Nichols details how the Dunning-Kruger Effect, confirmation bias, and our social brains combine to stifle reasoned, in-depth argument and deliberation. He shellacs the customer service model of higher education and journalism, the state of journalism in general, Wikipedia, the Internet and its glut of information, conspiracy theorists, anti-vaxxers, experts themselves, and many more.  This disturbing book makes plain what our shallow-to-nonexistent discourse and our inability to be intellectually humble is doing to our democracy. The truth is that, if you’re reading this book, you’re one of the least likely people who need to be doing so—because you read lengthy works and not just headlines. But it needs to be read.

— From Andy's Staff Favorites

Description


People are now exposed to more information than ever before, provided both by technology and by increasing access to every level of education. These societal gains, however, have also helped fuel a surge in narcissistic and misguided intellectual egalitarianism that has crippled informed debates on any number of issues. Today, everyone knows everything: with only a quick trip through WebMD or Wikipedia, average citizens believe themselves to be on an equal intellectual footing with doctors and diplomats. All voices, even the most ridiculous, demand to be taken with equal seriousness, and any claim to the contrary is dismissed as undemocratic elitism.

As Tom Nichols shows in The Death of Expertise, this rejection of experts has occurred for many reasons, including the openness of the internet, the emergence of a customer satisfaction model in higher education, and the transformation of the news industry into a 24-hour entertainment machine. Paradoxically, the increasingly democratic dissemination of information, rather than producing an educated public, has instead created an army of ill-informed and angry citizens who denounce intellectual achievement.

Nichols has deeper concerns than the current rejection of expertise and learning, noting that when ordinary citizens believe that no one knows more than anyone else, democratic institutions themselves are in danger of falling either to populism or to technocracy-or in the worst case, a combination of both.

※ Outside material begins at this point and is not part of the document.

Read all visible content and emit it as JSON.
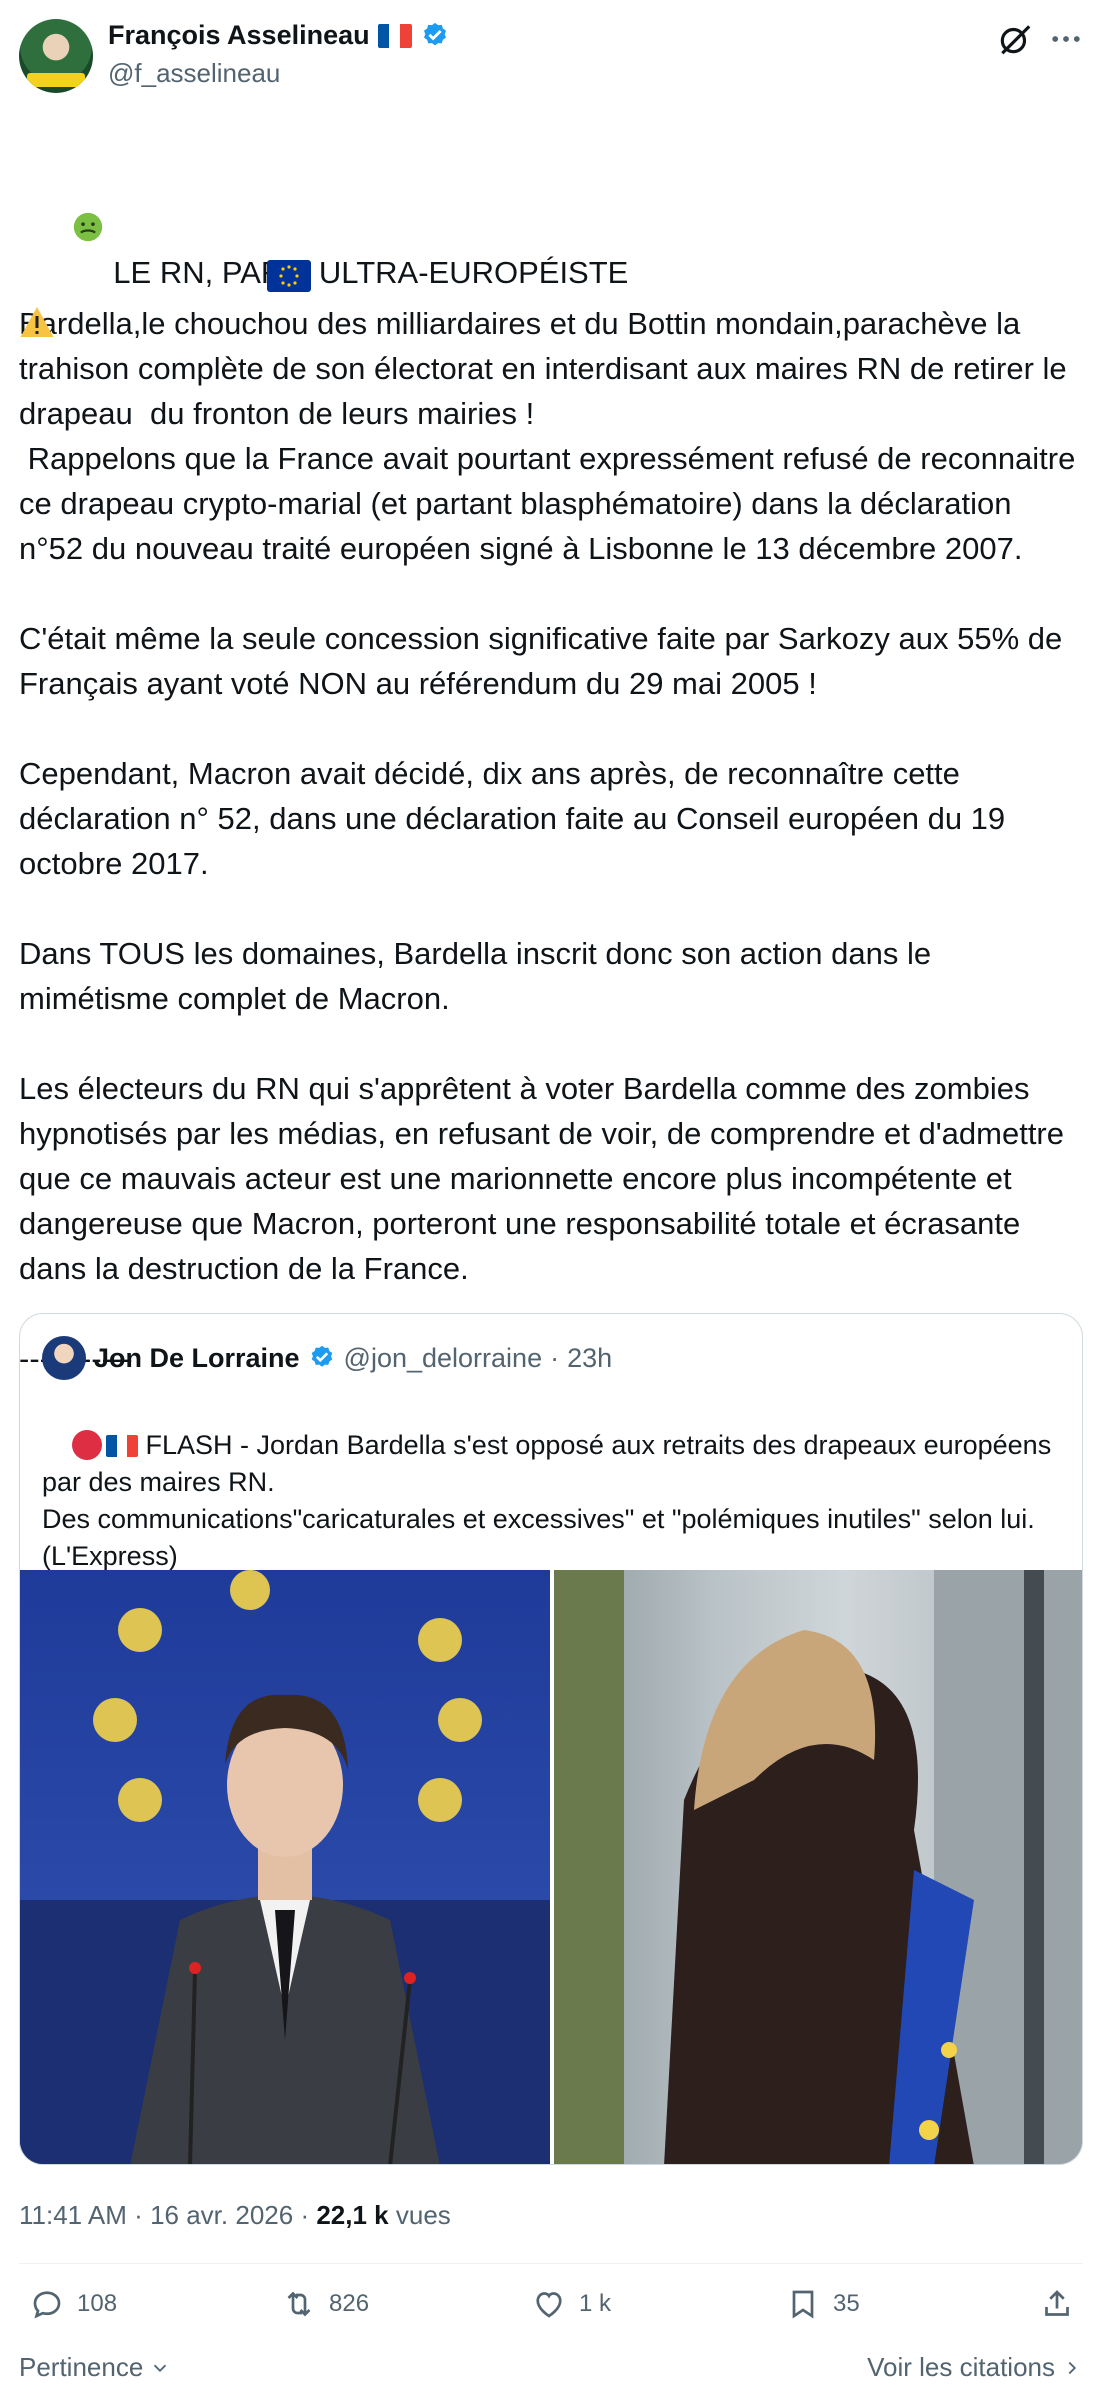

The Death of Expertise is not only an exploration of a dangerous phenomenon but also a warning about the stability and survival of modern democracy in the Information Age.

About the Author

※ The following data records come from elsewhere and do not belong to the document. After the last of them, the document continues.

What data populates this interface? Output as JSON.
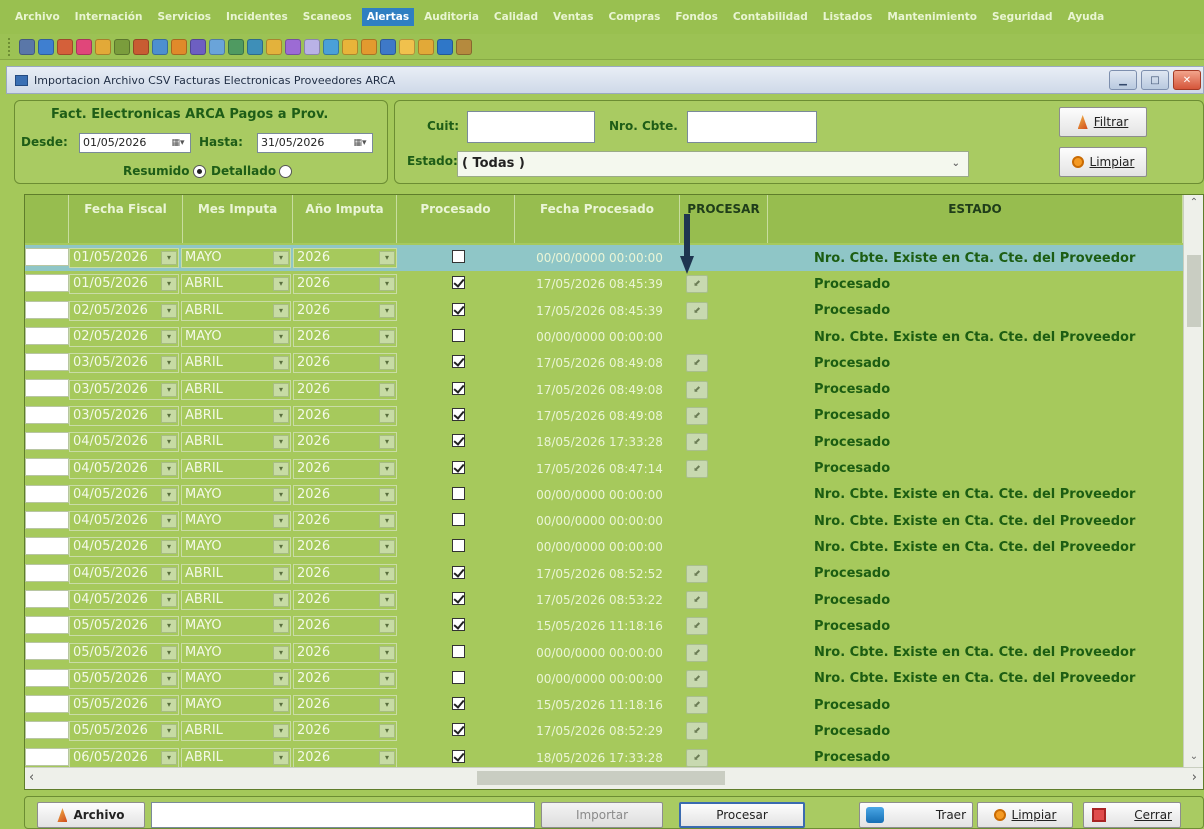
{
  "menu": {
    "items": [
      "Archivo",
      "Internación",
      "Servicios",
      "Incidentes",
      "Scaneos",
      "Alertas",
      "Auditoria",
      "Calidad",
      "Ventas",
      "Compras",
      "Fondos",
      "Contabilidad",
      "Listados",
      "Mantenimiento",
      "Seguridad",
      "Ayuda"
    ],
    "active": "Alertas"
  },
  "toolbar": {
    "icons": [
      "print-icon",
      "document-icon",
      "users-icon",
      "heart-icon",
      "home-icon",
      "grid-icon",
      "chart-icon",
      "report-icon",
      "gear-icon",
      "form-icon",
      "calculator-icon",
      "list-icon",
      "table-icon",
      "pencil-icon",
      "wand-icon",
      "wand-icon",
      "link-icon",
      "folder-icon",
      "alert-icon",
      "refresh-icon",
      "folder-icon",
      "refresh-icon",
      "search-icon",
      "exit-icon"
    ]
  },
  "window": {
    "title": "Importacion Archivo CSV Facturas Electronicas Proveedores ARCA"
  },
  "date_filter": {
    "title": "Fact. Electronicas ARCA Pagos a Prov.",
    "desde_label": "Desde:",
    "desde_value": "01/05/2026",
    "hasta_label": "Hasta:",
    "hasta_value": "31/05/2026",
    "resumido_label": "Resumido",
    "detallado_label": "Detallado",
    "mode": "Resumido"
  },
  "search": {
    "cuit_label": "Cuit:",
    "cuit_value": "",
    "nrocbte_label": "Nro. Cbte.",
    "nrocbte_value": "",
    "estado_label": "Estado:",
    "estado_value": "( Todas )",
    "filtrar_label": "Filtrar",
    "limpiar_label": "Limpiar"
  },
  "grid": {
    "columns": [
      "Fecha Fiscal",
      "Mes Imputa",
      "Año Imputa",
      "Procesado",
      "Fecha Procesado",
      "PROCESAR",
      "ESTADO"
    ],
    "rows": [
      {
        "fecha": "01/05/2026",
        "mes": "MAYO",
        "anio": "2026",
        "procesado": false,
        "fecha_proc": "00/00/0000 00:00:00",
        "procesar": false,
        "estado": "Nro. Cbte. Existe en Cta. Cte. del Proveedor",
        "selected": true
      },
      {
        "fecha": "01/05/2026",
        "mes": "ABRIL",
        "anio": "2026",
        "procesado": true,
        "fecha_proc": "17/05/2026 08:45:39",
        "procesar": true,
        "estado": "Procesado"
      },
      {
        "fecha": "02/05/2026",
        "mes": "ABRIL",
        "anio": "2026",
        "procesado": true,
        "fecha_proc": "17/05/2026 08:45:39",
        "procesar": true,
        "estado": "Procesado"
      },
      {
        "fecha": "02/05/2026",
        "mes": "MAYO",
        "anio": "2026",
        "procesado": false,
        "fecha_proc": "00/00/0000 00:00:00",
        "procesar": false,
        "estado": "Nro. Cbte. Existe en Cta. Cte. del Proveedor"
      },
      {
        "fecha": "03/05/2026",
        "mes": "ABRIL",
        "anio": "2026",
        "procesado": true,
        "fecha_proc": "17/05/2026 08:49:08",
        "procesar": true,
        "estado": "Procesado"
      },
      {
        "fecha": "03/05/2026",
        "mes": "ABRIL",
        "anio": "2026",
        "procesado": true,
        "fecha_proc": "17/05/2026 08:49:08",
        "procesar": true,
        "estado": "Procesado"
      },
      {
        "fecha": "03/05/2026",
        "mes": "ABRIL",
        "anio": "2026",
        "procesado": true,
        "fecha_proc": "17/05/2026 08:49:08",
        "procesar": true,
        "estado": "Procesado"
      },
      {
        "fecha": "04/05/2026",
        "mes": "ABRIL",
        "anio": "2026",
        "procesado": true,
        "fecha_proc": "18/05/2026 17:33:28",
        "procesar": true,
        "estado": "Procesado"
      },
      {
        "fecha": "04/05/2026",
        "mes": "ABRIL",
        "anio": "2026",
        "procesado": true,
        "fecha_proc": "17/05/2026 08:47:14",
        "procesar": true,
        "estado": "Procesado"
      },
      {
        "fecha": "04/05/2026",
        "mes": "MAYO",
        "anio": "2026",
        "procesado": false,
        "fecha_proc": "00/00/0000 00:00:00",
        "procesar": false,
        "estado": "Nro. Cbte. Existe en Cta. Cte. del Proveedor"
      },
      {
        "fecha": "04/05/2026",
        "mes": "MAYO",
        "anio": "2026",
        "procesado": false,
        "fecha_proc": "00/00/0000 00:00:00",
        "procesar": false,
        "estado": "Nro. Cbte. Existe en Cta. Cte. del Proveedor"
      },
      {
        "fecha": "04/05/2026",
        "mes": "MAYO",
        "anio": "2026",
        "procesado": false,
        "fecha_proc": "00/00/0000 00:00:00",
        "procesar": false,
        "estado": "Nro. Cbte. Existe en Cta. Cte. del Proveedor"
      },
      {
        "fecha": "04/05/2026",
        "mes": "ABRIL",
        "anio": "2026",
        "procesado": true,
        "fecha_proc": "17/05/2026 08:52:52",
        "procesar": true,
        "estado": "Procesado"
      },
      {
        "fecha": "04/05/2026",
        "mes": "ABRIL",
        "anio": "2026",
        "procesado": true,
        "fecha_proc": "17/05/2026 08:53:22",
        "procesar": true,
        "estado": "Procesado"
      },
      {
        "fecha": "05/05/2026",
        "mes": "MAYO",
        "anio": "2026",
        "procesado": true,
        "fecha_proc": "15/05/2026 11:18:16",
        "procesar": true,
        "estado": "Procesado"
      },
      {
        "fecha": "05/05/2026",
        "mes": "MAYO",
        "anio": "2026",
        "procesado": false,
        "fecha_proc": "00/00/0000 00:00:00",
        "procesar": true,
        "estado": "Nro. Cbte. Existe en Cta. Cte. del Proveedor"
      },
      {
        "fecha": "05/05/2026",
        "mes": "MAYO",
        "anio": "2026",
        "procesado": false,
        "fecha_proc": "00/00/0000 00:00:00",
        "procesar": true,
        "estado": "Nro. Cbte. Existe en Cta. Cte. del Proveedor"
      },
      {
        "fecha": "05/05/2026",
        "mes": "MAYO",
        "anio": "2026",
        "procesado": true,
        "fecha_proc": "15/05/2026 11:18:16",
        "procesar": true,
        "estado": "Procesado"
      },
      {
        "fecha": "05/05/2026",
        "mes": "ABRIL",
        "anio": "2026",
        "procesado": true,
        "fecha_proc": "17/05/2026 08:52:29",
        "procesar": true,
        "estado": "Procesado"
      },
      {
        "fecha": "06/05/2026",
        "mes": "ABRIL",
        "anio": "2026",
        "procesado": true,
        "fecha_proc": "18/05/2026 17:33:28",
        "procesar": true,
        "estado": "Procesado"
      }
    ]
  },
  "bottom": {
    "archivo_label": "Archivo",
    "archivo_value": "",
    "importar_label": "Importar",
    "procesar_label": "Procesar",
    "traer_label": "Traer",
    "limpiar_label": "Limpiar",
    "cerrar_label": "Cerrar"
  },
  "colors": {
    "background": "#a4c85a",
    "menu_active": "#2f7fc2",
    "selected_row": "#8fc6c7",
    "status_text": "#1c5d12"
  }
}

Tom Nichols is Professor of National Security Affairs at the US Naval War College, an adjunct professor at the Harvard Extension School, and a former aide in the U.S. Senate. He is also the author of several works on foreign policy and international security affairs, including The Sacred Cause, No Use: Nuclear Weapons and U.S. National Security, Eve of Destruction: The Coming Age of Preventive War, and The Russian Presidency. He is also a five-time undefeated Jeopardy! champion, and as one of the all-time top players of the game, he was invited back to play in the 2005 Ultimate Tournament of Champions. Nichols' website is tomnichols.net and he can be found on Twitter at @RadioFreeTom.
Product Details
ISBN: 9780190469412
ISBN-10: 0190469412
Publisher: Oxford University Press, USA
Publication Date: March 2017
Pages: 272
Language: English